Republicans who control the Indiana Statehouse aren’t showing any signs that a rally by several thousand teachers on its doorsteps two weeks ago has swayed them to boost education funding anytime soon.
Thousands of teachers gather for Red for Ed rally at Indiana Statehouse
Teachers say they are rallying for better working conditions, higher pay, increased funding for public school classrooms, less emphasis on standardized testing and more respect.Read More
Cathedral High School ‘separates’ from teacher over same-sex marriage
The private Indianapolis high school said it would lose its not-for-profit status and ability to call itself Catholic if it didn’t follow a directive from Archbishop Charles Thompson.Read More
State lawmakers might choose not to address some education issues in the upcoming legislative session, but they are likely to loom over Indiana politics in the election season.
It remains to be seen whether this week’s Red for Ed rally at the Indiana Statehouse will lead to policy changes sought by teachers, but here are five things that could result in the near future.
The thousands of teachers descending on the state capitol Tuesday face an uphill battle when it comes to getting elected officials to raise their salaries. But top lawmakers appear open to changes on other issues.

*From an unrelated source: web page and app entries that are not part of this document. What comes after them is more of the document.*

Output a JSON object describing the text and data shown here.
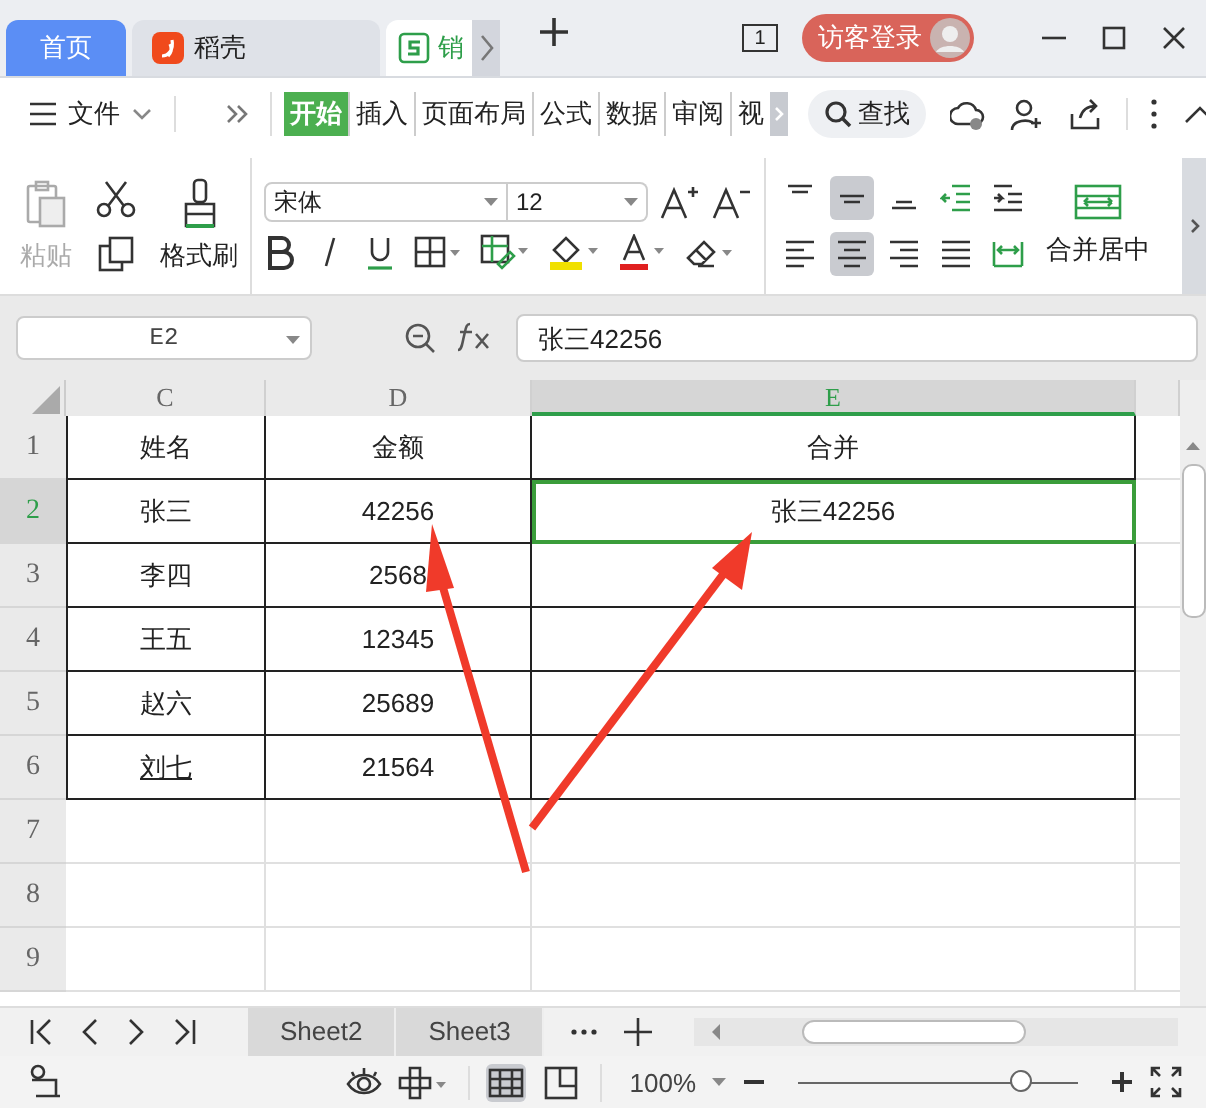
{
  "title_tabs": [
    {
      "label": "首页",
      "kind": "home",
      "selected": false
    },
    {
      "label": "稻壳",
      "kind": "docer",
      "selected": false
    },
    {
      "label": "销",
      "kind": "sheet",
      "selected": true
    }
  ],
  "account": {
    "label": "访客登录",
    "page_count": "1"
  },
  "menu": {
    "file": "文件",
    "tabs": [
      {
        "label": "开始",
        "selected": true
      },
      {
        "label": "插入",
        "selected": false
      },
      {
        "label": "页面布局",
        "selected": false
      },
      {
        "label": "公式",
        "selected": false
      },
      {
        "label": "数据",
        "selected": false
      },
      {
        "label": "审阅",
        "selected": false
      },
      {
        "label": "视",
        "selected": false
      }
    ],
    "search": "查找"
  },
  "ribbon": {
    "paste": "粘贴",
    "format_painter": "格式刷",
    "font": "宋体",
    "font_size": "12",
    "merge": "合并居中"
  },
  "formula_bar": {
    "cell": "E2",
    "formula": "张三42256"
  },
  "sheet": {
    "columns": [
      {
        "label": "C",
        "selected": false
      },
      {
        "label": "D",
        "selected": false
      },
      {
        "label": "E",
        "selected": true
      }
    ],
    "rows": [
      {
        "label": "1",
        "selected": false,
        "cells": [
          {
            "text": "姓名",
            "underline": false
          },
          {
            "text": "金额",
            "underline": false
          },
          {
            "text": "合并",
            "underline": false
          }
        ]
      },
      {
        "label": "2",
        "selected": true,
        "cells": [
          {
            "text": "张三",
            "underline": false
          },
          {
            "text": "42256",
            "underline": false
          },
          {
            "text": "张三42256",
            "underline": false
          }
        ]
      },
      {
        "label": "3",
        "selected": false,
        "cells": [
          {
            "text": "李四",
            "underline": false
          },
          {
            "text": "2568",
            "underline": false
          }
        ]
      },
      {
        "label": "4",
        "selected": false,
        "cells": [
          {
            "text": "王五",
            "underline": false
          },
          {
            "text": "12345",
            "underline": false
          }
        ]
      },
      {
        "label": "5",
        "selected": false,
        "cells": [
          {
            "text": "赵六",
            "underline": false
          },
          {
            "text": "25689",
            "underline": false
          }
        ]
      },
      {
        "label": "6",
        "selected": false,
        "cells": [
          {
            "text": "刘七",
            "underline": true
          },
          {
            "text": "21564",
            "underline": false
          }
        ]
      },
      {
        "label": "7",
        "selected": false
      },
      {
        "label": "8",
        "selected": false
      },
      {
        "label": "9",
        "selected": false
      }
    ]
  },
  "sheet_tabs": [
    {
      "label": "Sheet2",
      "selected": false
    },
    {
      "label": "Sheet3",
      "selected": false
    }
  ],
  "status_bar": {
    "zoom": "100%",
    "level": 0.8
  }
}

Tuesday’s fast-growing rally is expected to cancel school for half of the state’s students while as many as 12,000 teachers descend on the Indiana Statehouse to make a list of demands.
Indiana Gov. Eric Holcomb isn’t promising quick action in response to educators who want more teacher pay, but said he respects the decisions of school districts to call off classes for a Statehouse rally next week.
A 2018 voter-backed referendum funded the latest round of pay increases. Some teachers will see their salaries go up by as much as $9,400 this year, a significant increase designed to account for years of recession-era pay freezes.
So many teachers asked to take Nov. 19 off to rally at the Indiana Statehouse for higher pay that nearly 30 districts across the state have canceled school or scheduled e-learning days.
The move comes after Republican state Sen. Jean Leising, of Oldenburg, introduced legislation this year that required the state Board of Education to adopt a program that’s administered nationally.
Teachers across the district would see substantial pay increases under the proposal, with the district’s starting salary for teachers rising to $45,200 this school year, according to a union official.
The newly released data, which comes from annual state-mandated disclosures, is the first indication of how members have responded to the Indianapolis Education Association’s tumultuous year.
The Relay Graduate School of Education opened a campus in Indianapolis this year and is training its first class of 10 students, with plans to expand locally in the coming years.
Rep. Ed DeLaney, D-Indianapolis, put forward a plan this week to raise teachers’ salaries. Among his proposals: give school districts incentives to set minimum pay at $40,000, and freeze corporate tax rates to pay for it.
The National Institute for Excellence in Teaching announced Tuesday that it will use the funds to help the Teacher Advancement Program in Perry Township, Goshen Community Schools and Brown County Schools.
Nearly two-thirds of all Indiana students in grades 3-8 did not pass the new state standardized test, called ILEARN, according to results released Wednesday. The latest test scores represent a 13 percentage point drop in the passage rate since last year.
The missing paychecks for 38 teachers and a handful of administrators come as the state claims the schools collected $47 million more than they should have after over-reporting enrollment.
The Next Level Teacher Compensation Commission is tasked with conducting research, receiving feedback and providing a report to Gov. Eric Holcomb and state lawmakers before the 2021 legislative session.
The Walton Family Foundation was created by Walmart founder Sam Walton and his wife, Helen. The group awarded more than $595 million in education-related grants in 2018 alone.
According to her plea agreement, Rhondalyn Cornett stole more than $100,000 from November 2013 until her resignation in November by writing checks from the union’s bank account and using the union’s debit card for personal expenses and to withdraw cash.
A teacher who was fired from his job at a Catholic high school because he's in a same-sex marriage is suing the Archdiocese of Indianapolis for interfering in his teaching contract.